A website and/or mobile app is presumed to meet accessibility requirements where the public sector body has met the international web content accessibility standard, Web Content Accessibility Guidelines, WCAG 2.1 AA standard or its European equivalent, EN301 549.
An assessment must be performed of the extent to which compliance with the accessibility requirement imposes a disproportionate burden.
This assessment must take account of relevant circumstances, including:
(a) the size, resources and nature of the public sector body
(b) the estimated costs and benefits for the public sector body in relation to the estimated benefits for persons with disabilities, taking into account the frequency and duration of use of the specific website or mobile app.
If, following the assessment, a public sector body determines that compliance with the accessibility requirement would impose a disproportionate burden, it must:
- explain in its accessibility statement the parts of the accessibility requirement that could not be complied with
- where appropriate, provide accessible alternatives to documents held by that public sector body that are not available on their website or mobile app
The statement must be in an accessible format and published on the public body’s website. For an application, it should be available either on the website or alongside other information available when downloading the app. The statement must also include:
- An explanation of any content which is not accessible and the reasons why
- Where appropriate, a description of accessible alternatives
- A description of, and a link to, a contact form that enables a person to notify the public sector body of a failure to meet the accessibility requirement and request details for information which is excluded under the Regulations
- A link to the enforcement procedure if they are not content with the response received from the public sector body
Enforcement and monitoring
The Equality and Human Rights Commission (EHRC) is responsible for enforcing the Regulations using its powers of enforcement in respect of compliance with the reasonable adjustment duty imposed on service providers.
There is also a need to ensure compliance with the requirement for public sector bodies to provide an accessibility statement and keep it under regular review.
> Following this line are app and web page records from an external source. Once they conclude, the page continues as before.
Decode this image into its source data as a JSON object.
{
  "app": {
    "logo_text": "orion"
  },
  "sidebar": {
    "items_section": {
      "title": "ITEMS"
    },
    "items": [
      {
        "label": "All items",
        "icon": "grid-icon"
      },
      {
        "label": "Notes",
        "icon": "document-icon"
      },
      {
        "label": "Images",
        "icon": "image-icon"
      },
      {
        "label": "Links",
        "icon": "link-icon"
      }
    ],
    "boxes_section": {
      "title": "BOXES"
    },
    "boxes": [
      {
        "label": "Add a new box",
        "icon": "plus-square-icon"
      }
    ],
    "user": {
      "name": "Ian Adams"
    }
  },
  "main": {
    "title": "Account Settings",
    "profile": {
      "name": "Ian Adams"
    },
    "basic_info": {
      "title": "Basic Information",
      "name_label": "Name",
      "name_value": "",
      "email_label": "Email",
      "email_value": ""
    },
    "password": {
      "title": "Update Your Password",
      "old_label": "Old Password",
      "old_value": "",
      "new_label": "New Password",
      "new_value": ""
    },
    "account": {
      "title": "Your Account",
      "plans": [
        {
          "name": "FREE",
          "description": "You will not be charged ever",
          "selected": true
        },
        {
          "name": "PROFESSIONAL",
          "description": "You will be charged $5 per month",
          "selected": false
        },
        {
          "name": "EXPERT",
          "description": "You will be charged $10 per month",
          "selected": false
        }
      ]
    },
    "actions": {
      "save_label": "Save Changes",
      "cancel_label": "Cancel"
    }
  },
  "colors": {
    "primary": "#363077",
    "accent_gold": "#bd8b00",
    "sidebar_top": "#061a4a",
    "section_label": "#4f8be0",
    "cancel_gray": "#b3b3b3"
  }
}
The Minister for the Cabinet Office can issue you a 28-day notice asking for evidence to demonstrate compliance. Failure to respond or failing to demonstrate compliance will result in a determination that you have failed to comply. There is opportunity for you to request a review, however where the determination is upheld, the Minister will publish the name of the public sector body you represent.
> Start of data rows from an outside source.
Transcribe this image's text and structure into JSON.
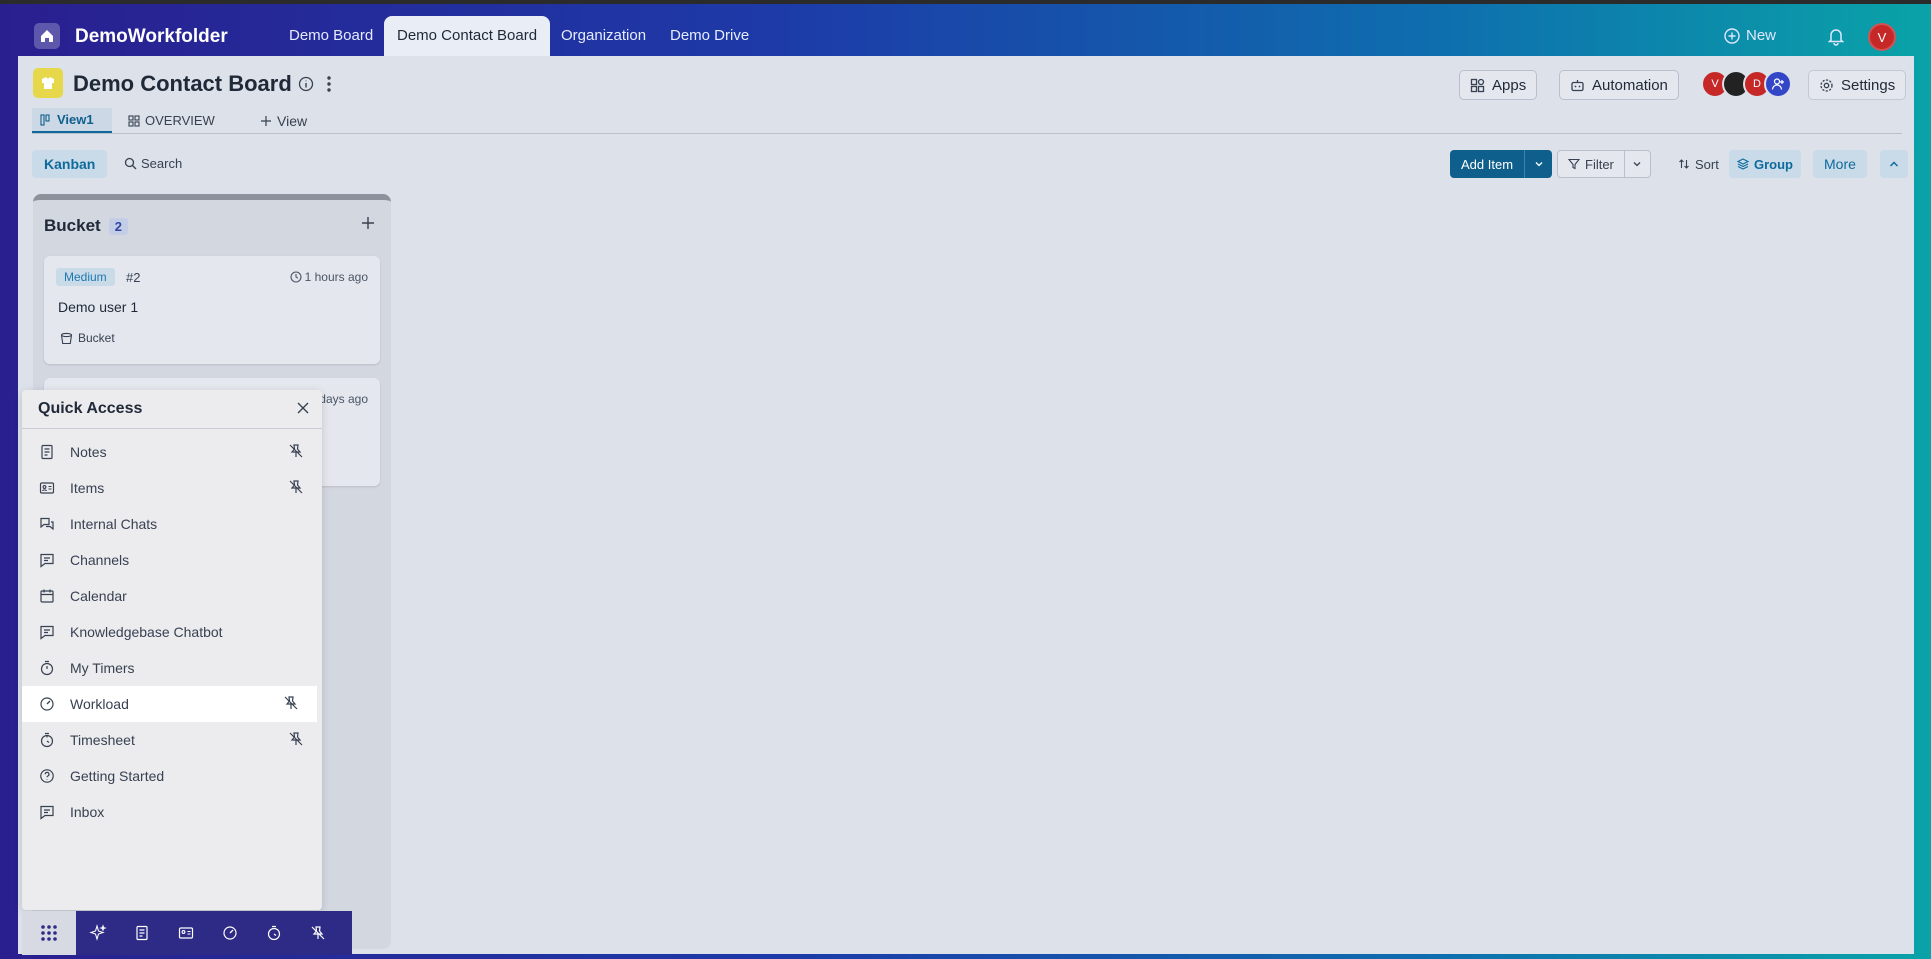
{
  "app": {
    "brand": "DemoWorkfolder",
    "nav_tabs": [
      "Demo Board",
      "Demo Contact Board",
      "Organization",
      "Demo Drive"
    ],
    "active_tab": "Demo Contact Board",
    "new_label": "New",
    "user_initial": "V"
  },
  "board": {
    "title": "Demo Contact Board",
    "apps_label": "Apps",
    "automation_label": "Automation",
    "settings_label": "Settings",
    "members": [
      "V",
      "",
      "D"
    ],
    "views": {
      "view1": "View1",
      "overview": "OVERVIEW",
      "add_view": "View"
    }
  },
  "toolbar": {
    "kanban": "Kanban",
    "search": "Search",
    "add_item": "Add Item",
    "filter": "Filter",
    "sort": "Sort",
    "group": "Group",
    "more": "More"
  },
  "column": {
    "title": "Bucket",
    "count": "2",
    "cards": [
      {
        "priority": "Medium",
        "number": "#2",
        "time": "1 hours ago",
        "name": "Demo user 1",
        "group": "Bucket"
      },
      {
        "time_partial": "days ago"
      }
    ]
  },
  "quick_access": {
    "title": "Quick Access",
    "items": [
      {
        "label": "Notes",
        "pinned": true
      },
      {
        "label": "Items",
        "pinned": true
      },
      {
        "label": "Internal Chats",
        "pinned": false
      },
      {
        "label": "Channels",
        "pinned": false
      },
      {
        "label": "Calendar",
        "pinned": false
      },
      {
        "label": "Knowledgebase Chatbot",
        "pinned": false
      },
      {
        "label": "My Timers",
        "pinned": false
      },
      {
        "label": "Workload",
        "pinned": true,
        "highlighted": true
      },
      {
        "label": "Timesheet",
        "pinned": true
      },
      {
        "label": "Getting Started",
        "pinned": false
      },
      {
        "label": "Inbox",
        "pinned": false
      }
    ]
  },
  "colors": {
    "accent": "#0f5f8c",
    "dock": "#2e2b86",
    "avatar_red": "#c62828",
    "avatar_blue": "#3346c8"
  }
}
Action for public sector bodies to take
- Assess whether the Regulations apply to you
- Check your website or mobile app for accessibility problems by:
- Doing a detailed check yourself
- Instructing a third party to do a detailed check for you
- Doing a basic check if a detailed WCAG 2.1 check is a disproportionate burden
- Make a plan to fix any accessibility problems you find
- Assess whether you have any content types which are exempt
- Prepare and publish an accessibility statement that explains how accessible your website or mobile app is
- Make sure new features are accessible.